### Material supplied
_ _ _

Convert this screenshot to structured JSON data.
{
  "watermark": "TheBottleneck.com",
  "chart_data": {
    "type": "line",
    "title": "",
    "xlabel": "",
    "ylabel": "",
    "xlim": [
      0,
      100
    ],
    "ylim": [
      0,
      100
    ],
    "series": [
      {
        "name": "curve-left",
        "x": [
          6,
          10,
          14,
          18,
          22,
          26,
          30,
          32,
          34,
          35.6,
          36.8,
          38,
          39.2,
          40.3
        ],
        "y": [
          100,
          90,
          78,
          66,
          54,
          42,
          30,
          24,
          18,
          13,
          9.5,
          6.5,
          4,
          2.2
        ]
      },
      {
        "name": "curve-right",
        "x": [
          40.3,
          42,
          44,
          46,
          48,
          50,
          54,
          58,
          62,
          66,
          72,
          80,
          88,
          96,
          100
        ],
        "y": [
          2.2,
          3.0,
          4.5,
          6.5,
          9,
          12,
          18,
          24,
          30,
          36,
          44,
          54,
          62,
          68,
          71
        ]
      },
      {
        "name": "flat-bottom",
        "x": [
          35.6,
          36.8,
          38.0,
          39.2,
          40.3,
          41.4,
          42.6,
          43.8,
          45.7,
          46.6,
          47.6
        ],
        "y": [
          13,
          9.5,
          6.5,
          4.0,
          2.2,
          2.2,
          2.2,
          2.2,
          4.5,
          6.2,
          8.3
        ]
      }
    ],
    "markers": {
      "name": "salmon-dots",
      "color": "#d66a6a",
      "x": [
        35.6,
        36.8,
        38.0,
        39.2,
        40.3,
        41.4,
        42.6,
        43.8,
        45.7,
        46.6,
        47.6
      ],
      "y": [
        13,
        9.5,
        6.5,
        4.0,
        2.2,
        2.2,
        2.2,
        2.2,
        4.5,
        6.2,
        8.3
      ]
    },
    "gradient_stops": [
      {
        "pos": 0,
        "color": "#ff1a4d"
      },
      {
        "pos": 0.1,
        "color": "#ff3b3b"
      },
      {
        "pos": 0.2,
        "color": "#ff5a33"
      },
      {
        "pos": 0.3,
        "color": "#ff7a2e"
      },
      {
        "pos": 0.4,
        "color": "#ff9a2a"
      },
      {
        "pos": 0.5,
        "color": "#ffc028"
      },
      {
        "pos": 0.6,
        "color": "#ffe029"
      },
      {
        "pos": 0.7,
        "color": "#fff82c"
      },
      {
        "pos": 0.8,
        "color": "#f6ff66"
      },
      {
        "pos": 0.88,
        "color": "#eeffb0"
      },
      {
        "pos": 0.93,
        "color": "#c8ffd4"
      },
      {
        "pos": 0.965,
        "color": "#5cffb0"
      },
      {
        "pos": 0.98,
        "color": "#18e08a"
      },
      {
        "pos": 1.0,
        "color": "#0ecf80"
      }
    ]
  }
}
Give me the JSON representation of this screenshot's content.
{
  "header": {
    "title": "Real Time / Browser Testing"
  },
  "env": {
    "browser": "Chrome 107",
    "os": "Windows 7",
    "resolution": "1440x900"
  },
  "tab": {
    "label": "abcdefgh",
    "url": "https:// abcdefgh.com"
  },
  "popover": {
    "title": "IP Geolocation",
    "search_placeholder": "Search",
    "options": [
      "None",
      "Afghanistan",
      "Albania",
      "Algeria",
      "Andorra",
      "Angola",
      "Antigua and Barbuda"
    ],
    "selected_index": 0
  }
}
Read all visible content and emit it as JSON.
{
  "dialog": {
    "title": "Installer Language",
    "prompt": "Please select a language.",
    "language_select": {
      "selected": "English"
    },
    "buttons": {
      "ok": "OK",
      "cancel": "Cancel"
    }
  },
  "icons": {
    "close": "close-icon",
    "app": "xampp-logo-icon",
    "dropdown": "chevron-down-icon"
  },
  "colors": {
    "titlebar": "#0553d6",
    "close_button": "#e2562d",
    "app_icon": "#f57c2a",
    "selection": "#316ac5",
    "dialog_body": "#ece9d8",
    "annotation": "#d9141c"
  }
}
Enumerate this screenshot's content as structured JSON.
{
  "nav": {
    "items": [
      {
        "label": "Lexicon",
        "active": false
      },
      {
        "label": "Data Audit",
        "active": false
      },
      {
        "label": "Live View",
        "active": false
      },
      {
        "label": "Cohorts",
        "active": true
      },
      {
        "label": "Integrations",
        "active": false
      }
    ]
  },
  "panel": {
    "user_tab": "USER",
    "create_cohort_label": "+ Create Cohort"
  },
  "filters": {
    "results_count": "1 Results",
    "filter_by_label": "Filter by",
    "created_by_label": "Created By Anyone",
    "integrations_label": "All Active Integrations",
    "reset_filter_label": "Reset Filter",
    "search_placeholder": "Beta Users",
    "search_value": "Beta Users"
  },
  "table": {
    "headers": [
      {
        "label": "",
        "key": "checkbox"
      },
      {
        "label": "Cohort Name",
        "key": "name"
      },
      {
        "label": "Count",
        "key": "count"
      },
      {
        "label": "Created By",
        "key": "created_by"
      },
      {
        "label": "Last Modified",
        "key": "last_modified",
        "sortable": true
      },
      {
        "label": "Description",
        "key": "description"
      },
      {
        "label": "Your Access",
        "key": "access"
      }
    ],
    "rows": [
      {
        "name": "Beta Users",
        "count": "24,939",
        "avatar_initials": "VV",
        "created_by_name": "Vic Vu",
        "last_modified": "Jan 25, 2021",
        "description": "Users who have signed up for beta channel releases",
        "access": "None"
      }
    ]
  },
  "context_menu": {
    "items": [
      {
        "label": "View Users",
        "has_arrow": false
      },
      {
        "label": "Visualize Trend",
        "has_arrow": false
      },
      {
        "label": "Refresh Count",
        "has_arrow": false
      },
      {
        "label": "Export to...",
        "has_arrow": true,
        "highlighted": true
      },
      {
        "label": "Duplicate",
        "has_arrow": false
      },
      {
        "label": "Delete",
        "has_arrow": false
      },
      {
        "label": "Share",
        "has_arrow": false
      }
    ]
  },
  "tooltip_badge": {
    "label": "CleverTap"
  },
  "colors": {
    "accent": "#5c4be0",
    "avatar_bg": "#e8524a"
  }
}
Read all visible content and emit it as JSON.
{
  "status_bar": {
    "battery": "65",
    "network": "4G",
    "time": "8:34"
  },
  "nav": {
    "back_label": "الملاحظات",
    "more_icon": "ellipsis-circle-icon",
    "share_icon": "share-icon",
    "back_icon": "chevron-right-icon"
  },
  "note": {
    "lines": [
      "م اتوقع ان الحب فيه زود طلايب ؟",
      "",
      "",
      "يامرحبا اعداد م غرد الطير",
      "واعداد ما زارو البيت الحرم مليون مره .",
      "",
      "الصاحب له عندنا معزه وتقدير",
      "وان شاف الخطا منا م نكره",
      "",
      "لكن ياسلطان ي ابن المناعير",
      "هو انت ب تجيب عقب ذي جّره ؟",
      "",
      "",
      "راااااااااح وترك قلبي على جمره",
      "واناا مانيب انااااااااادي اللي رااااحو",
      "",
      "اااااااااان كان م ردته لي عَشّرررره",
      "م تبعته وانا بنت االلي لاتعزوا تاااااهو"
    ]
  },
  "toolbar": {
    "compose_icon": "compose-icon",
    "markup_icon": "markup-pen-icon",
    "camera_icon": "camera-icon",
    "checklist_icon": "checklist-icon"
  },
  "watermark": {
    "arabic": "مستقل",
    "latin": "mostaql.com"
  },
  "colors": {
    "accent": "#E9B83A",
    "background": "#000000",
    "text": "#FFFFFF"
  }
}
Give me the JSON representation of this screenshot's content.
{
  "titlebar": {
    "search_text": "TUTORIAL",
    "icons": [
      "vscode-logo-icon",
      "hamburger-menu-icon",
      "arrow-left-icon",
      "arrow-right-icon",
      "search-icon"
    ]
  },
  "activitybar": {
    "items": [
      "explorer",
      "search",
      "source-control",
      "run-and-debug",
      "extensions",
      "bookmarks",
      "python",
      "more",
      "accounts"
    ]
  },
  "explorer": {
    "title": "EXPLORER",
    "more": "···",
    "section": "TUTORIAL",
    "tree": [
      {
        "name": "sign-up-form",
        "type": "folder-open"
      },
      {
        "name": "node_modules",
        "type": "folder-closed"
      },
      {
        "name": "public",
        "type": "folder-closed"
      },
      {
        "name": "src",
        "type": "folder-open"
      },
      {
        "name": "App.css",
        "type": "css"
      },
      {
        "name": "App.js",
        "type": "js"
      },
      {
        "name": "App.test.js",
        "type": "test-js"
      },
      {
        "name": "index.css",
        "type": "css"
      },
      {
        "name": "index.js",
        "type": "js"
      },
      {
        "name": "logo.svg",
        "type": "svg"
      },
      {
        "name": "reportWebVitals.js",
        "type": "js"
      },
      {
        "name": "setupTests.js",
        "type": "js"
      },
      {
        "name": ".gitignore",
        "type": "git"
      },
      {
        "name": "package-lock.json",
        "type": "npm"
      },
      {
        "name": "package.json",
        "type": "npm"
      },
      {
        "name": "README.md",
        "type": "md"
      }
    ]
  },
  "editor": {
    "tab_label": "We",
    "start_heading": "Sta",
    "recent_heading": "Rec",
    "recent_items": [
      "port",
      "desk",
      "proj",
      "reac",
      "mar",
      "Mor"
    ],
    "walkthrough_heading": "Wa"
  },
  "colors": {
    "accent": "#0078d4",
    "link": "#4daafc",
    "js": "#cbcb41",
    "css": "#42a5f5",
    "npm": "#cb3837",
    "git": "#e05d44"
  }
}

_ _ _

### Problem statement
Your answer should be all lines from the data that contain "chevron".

### Answer box
    "dropdown": "chevron-down-icon"
    "back_icon": "chevron-right-icon"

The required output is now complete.